Thesis approved

I am happy to announce that my PhD thesis titled People Search in the Enterprise has been approved by the committee. The public PhD defense will take place on the 30th of September, 2008.
It is planned that the final version of thesis will be made available online early July, 2008.

Thesis completed

I am happy to announce that my thesis titled People Search in the Enterprise has been completed and submitted to the committee.

The main focus in the thesis is on two main expertise retrieval tasks: (1) expert finding — identifying a list of people who are knowledgeable about a given topic (“Who are the experts on topic X?”) and (2) expert profiling — returning a list of topics that a person is knowledgeable about (“What topics does person Y know about?”). In the thesis, expertise retrieval is approached as an association finding task between people and topics.

The main contribution of the thesis is a generative probabilistic modeling framework for capturing the expert finding and profiling tasks in a uniform way. On top of this general framework two main families of models are introduced, by adapting generative language modeling techniques for document retrieval in a transparent and theoretically sound way.

Throughout the thesis we extensively evaluate and compare these baseline models across different organizational settings, and perform an extensive and systematic exploration and analysis of the experimental results obtained. We show that our baseline models are robust yet deliver very competitive performance.

Through a series of examples we demonstrate that our generic models are able to incorporate and exploit special characteristics and features of test collections and/or the organizational settings that they represent. Additionally, we address a number of related tasks, including finding similar experts, mining contact details of people, and enterprise document search.

Finally, we provide further examples that illustrate the generic nature of our baseline models and apply them to find associations between topics and entities other than people.

Assuming that the committee’s answer is affirmative, the thesis is going to be printed in early June 2008.

Happy new year & welcome back

I took a little break from work so I could celebrate Christmas, spend time with the family, etc. I am back online now, and ready to commit myself to full-time thesis writing for the upcoming several weeks.

As to expert search material, here is a quick update.

  • Our (me and Maarten de Rijke) recent paper titled Associating People and Documents has been accepted to ECIR 2008. Common to most expertise search approaches is a component that estimates the strength of the association between a document and a people. In this paper we perform a careful analysis and investigation of how different association methods contribute to performance. The camera-ready version of the paper will be available from the Publications page, after jan 11).
  • We (me, Maarten, and Leif Azzopardi) submitted a paper titled A Language Modeling Framework for Expertise Search to the Information Processing and Management (IPM) journal. In this paper we introduce our language modeling approaches to expertise search in detail, and integrate these into a generative probabilistic framework.
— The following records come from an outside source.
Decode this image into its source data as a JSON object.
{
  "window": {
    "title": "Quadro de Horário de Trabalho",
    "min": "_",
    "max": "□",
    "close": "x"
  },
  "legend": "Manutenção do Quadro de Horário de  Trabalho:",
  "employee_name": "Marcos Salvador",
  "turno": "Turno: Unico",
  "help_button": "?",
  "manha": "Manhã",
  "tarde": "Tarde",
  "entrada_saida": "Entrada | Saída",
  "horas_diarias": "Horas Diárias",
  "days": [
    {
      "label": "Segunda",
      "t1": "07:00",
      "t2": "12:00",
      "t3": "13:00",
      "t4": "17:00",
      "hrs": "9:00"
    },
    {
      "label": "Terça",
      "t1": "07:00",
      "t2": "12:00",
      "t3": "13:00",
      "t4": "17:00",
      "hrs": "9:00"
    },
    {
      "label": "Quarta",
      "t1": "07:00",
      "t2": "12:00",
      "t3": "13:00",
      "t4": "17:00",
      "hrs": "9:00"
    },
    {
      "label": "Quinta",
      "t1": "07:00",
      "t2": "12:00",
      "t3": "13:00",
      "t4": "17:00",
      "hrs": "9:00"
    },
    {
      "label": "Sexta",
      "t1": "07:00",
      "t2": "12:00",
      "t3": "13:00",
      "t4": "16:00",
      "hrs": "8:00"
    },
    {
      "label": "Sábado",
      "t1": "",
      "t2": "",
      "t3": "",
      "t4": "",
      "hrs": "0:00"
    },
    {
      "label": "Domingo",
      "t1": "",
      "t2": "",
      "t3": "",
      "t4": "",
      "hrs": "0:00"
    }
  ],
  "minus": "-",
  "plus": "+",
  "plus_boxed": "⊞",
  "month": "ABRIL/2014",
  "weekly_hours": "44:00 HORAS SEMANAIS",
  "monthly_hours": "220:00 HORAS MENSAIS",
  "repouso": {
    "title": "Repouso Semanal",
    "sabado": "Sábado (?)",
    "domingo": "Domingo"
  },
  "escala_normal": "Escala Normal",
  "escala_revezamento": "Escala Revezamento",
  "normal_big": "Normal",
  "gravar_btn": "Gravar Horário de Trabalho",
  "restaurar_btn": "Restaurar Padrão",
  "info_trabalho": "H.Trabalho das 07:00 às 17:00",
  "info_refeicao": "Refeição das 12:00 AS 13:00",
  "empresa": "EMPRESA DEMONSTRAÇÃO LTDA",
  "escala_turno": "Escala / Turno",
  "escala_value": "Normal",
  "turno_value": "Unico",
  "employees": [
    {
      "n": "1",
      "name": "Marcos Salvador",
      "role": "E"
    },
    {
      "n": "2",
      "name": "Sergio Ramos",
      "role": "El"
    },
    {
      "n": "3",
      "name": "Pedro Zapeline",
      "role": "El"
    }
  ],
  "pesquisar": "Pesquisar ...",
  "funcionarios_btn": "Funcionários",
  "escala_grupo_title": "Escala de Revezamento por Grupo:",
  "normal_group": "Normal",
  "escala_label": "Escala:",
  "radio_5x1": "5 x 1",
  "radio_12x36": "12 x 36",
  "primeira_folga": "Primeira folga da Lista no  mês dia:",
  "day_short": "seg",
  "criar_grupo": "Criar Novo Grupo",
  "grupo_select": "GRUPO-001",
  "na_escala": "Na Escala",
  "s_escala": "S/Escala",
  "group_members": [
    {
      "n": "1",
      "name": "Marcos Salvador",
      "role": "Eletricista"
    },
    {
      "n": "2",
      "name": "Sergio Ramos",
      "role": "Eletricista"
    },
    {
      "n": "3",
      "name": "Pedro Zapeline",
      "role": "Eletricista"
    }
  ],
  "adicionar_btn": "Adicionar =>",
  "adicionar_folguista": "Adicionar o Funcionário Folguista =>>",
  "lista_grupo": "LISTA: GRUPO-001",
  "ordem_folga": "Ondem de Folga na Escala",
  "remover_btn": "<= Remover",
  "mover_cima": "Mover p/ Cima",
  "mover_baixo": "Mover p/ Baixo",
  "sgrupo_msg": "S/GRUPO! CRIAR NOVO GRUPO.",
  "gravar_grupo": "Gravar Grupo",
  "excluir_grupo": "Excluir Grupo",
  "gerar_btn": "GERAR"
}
Since it is not a conference paper, it may take some time until it can be published.

There is some reading material from CIKM 2007:

Looks like the topic of expertise retrieval is gaining more and more popularity in IR conferences. While browsing the list of accepted papers for ECIR 2008, I found 3 full papers (out of 33) and 1 short paper (out of 19) about expert search, which gives the topic a solid presence.

  • (Serdyukov and Hiemstra)
    Modeling documents as mixtures of persons for expert finding [full]
  • (Balog and de Rijke)
    Associating People and Documents [full]
  • (Macdonald et al.)
    High Quality Expertise Evidence for Expert Search [full]
  • (Macdonald and Ounis)
    Expert Search Evaluation by Supporting Documents [short]

TREC Enterprise preparations

In the light of TREC conference preparations, I spent quite some time on performing additional experiments using the CSIRO collection this week. Although difficulties did occur, the road at the end has led to compelling results, with lessons learned. I will present our group’s results next Friday at TREC, and of course will put slides online after the talk.

While the problem of expertise management is not new in the Knowledge Management field, it was the introduction of the Expert search task at TREC 2005 that certainly attracted the attention of the IR community. This interest increased in 2006, and I anticipate it has just grown further this year. When I started my PhD career in Sept 2005, I immediately started working on expert finding, and looking back over the past two years, I feel this was a bet on the right horse.

Turning back to the TREC Enterprise track, on the other hand, the Discussion search task — featured in 2005 and 2006 — received much less interest. In fact, it was replaced with a Document search task this year. While it may be considered less innovative, I do find this interesting for the following reasons:

  • the (new) CSIRO collection is quite different from both the W3C and the WWW settings;
  • topics are broader than in case of W3C and topic definitions include example documents; and last but not least,
  • the same set of topics is used in document and expert search.

I am looking forward hearing about how others tackled this year’s Enterprise search tasks, what the organizers’ plans are for next year, and of course, curious to see how our approaches performed compared to that of other participants. While W3C became the de facto standard evaluation set for expert search, it only represents one type of intranet. Therefore, I hope that forthcoming publications on expert search will include results using CSIRO and the TREC 2007 platform too.